Interface dataset entries
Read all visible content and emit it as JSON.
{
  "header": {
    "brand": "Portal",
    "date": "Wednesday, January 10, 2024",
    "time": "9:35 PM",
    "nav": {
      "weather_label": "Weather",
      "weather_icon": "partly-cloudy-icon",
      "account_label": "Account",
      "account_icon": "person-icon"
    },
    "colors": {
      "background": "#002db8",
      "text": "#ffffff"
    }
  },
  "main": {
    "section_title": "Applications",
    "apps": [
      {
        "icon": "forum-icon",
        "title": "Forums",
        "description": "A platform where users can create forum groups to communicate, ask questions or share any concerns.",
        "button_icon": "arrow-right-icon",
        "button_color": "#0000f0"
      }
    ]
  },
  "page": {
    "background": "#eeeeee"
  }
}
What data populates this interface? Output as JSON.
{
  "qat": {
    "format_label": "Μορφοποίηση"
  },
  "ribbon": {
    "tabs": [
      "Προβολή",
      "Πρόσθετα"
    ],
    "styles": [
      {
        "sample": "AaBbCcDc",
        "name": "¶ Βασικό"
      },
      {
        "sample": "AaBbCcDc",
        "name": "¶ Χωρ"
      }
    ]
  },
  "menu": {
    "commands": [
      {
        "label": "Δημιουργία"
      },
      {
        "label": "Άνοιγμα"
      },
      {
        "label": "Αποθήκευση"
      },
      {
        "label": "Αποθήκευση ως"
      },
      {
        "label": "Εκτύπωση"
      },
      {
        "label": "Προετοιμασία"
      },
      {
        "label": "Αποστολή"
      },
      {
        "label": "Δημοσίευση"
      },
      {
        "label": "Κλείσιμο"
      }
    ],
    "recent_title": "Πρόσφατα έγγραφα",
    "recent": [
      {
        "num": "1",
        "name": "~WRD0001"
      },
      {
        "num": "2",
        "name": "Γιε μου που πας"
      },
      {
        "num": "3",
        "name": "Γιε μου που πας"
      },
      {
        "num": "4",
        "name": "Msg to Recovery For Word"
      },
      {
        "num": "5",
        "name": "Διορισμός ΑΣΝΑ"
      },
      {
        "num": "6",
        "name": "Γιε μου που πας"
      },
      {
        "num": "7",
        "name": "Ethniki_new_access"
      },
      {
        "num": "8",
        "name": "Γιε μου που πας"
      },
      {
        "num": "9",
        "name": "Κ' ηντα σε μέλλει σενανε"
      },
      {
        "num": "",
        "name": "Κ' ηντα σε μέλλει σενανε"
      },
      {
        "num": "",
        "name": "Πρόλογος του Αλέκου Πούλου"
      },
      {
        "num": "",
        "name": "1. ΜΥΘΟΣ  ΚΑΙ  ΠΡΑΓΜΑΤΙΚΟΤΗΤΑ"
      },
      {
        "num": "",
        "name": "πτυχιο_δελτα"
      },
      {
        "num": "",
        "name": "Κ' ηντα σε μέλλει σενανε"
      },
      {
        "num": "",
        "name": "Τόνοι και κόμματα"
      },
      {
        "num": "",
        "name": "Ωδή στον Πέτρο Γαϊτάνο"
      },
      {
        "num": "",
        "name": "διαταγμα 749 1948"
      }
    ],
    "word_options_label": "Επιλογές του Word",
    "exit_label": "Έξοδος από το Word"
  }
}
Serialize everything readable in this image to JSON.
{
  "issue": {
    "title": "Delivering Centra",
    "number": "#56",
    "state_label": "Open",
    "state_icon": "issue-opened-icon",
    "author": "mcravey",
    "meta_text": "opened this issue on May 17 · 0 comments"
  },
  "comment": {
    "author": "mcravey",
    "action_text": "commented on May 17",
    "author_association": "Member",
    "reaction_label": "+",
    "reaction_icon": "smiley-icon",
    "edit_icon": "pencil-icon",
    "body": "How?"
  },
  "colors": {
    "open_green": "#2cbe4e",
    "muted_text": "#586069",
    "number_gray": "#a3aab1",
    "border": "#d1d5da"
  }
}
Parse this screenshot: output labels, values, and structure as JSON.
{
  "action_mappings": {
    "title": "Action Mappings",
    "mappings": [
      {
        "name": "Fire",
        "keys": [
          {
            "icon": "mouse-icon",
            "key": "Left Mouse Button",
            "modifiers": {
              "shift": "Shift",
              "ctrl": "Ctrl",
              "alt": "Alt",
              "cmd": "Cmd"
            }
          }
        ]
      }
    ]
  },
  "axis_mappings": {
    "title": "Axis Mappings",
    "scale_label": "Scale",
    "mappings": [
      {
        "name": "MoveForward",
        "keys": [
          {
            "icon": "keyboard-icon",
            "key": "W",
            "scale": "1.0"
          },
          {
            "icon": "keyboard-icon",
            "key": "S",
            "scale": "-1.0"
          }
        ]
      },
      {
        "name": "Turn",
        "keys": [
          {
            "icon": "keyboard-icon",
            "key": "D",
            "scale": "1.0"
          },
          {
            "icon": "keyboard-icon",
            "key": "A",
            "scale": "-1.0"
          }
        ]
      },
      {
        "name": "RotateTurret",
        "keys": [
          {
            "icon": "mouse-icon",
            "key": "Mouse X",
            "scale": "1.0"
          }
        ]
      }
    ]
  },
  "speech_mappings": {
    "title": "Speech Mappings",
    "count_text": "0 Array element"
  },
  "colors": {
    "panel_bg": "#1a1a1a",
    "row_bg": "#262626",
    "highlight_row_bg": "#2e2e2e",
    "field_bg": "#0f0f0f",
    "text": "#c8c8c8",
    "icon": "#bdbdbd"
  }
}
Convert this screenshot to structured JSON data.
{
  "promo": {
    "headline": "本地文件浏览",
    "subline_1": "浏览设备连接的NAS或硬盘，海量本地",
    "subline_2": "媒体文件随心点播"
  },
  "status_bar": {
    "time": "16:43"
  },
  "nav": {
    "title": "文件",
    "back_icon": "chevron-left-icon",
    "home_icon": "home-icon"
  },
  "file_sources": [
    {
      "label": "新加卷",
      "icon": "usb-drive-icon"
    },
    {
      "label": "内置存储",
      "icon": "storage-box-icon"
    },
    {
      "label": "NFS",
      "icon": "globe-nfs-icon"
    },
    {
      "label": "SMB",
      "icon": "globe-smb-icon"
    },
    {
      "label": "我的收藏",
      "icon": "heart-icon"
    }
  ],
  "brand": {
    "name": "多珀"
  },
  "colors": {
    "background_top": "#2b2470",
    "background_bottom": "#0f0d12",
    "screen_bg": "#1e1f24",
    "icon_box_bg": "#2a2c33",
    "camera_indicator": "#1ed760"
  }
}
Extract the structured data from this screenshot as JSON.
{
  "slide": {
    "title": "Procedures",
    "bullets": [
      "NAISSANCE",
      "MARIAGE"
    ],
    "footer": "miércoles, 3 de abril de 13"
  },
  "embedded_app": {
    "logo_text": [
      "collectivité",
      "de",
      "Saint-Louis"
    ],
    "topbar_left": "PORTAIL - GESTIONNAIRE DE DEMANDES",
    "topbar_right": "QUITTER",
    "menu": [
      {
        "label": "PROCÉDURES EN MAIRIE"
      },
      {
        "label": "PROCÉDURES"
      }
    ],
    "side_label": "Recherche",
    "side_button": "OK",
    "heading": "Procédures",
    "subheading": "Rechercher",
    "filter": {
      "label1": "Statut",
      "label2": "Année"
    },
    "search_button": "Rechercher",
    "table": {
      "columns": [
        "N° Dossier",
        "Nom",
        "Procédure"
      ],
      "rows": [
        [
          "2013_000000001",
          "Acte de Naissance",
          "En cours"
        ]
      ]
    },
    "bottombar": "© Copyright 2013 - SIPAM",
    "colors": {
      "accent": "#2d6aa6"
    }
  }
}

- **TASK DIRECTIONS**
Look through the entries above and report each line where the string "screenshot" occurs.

- **REPLY**
Parse this screenshot: output labels, values, and structure as JSON.
Convert this screenshot to structured JSON data.
Extract the structured data from this screenshot as JSON.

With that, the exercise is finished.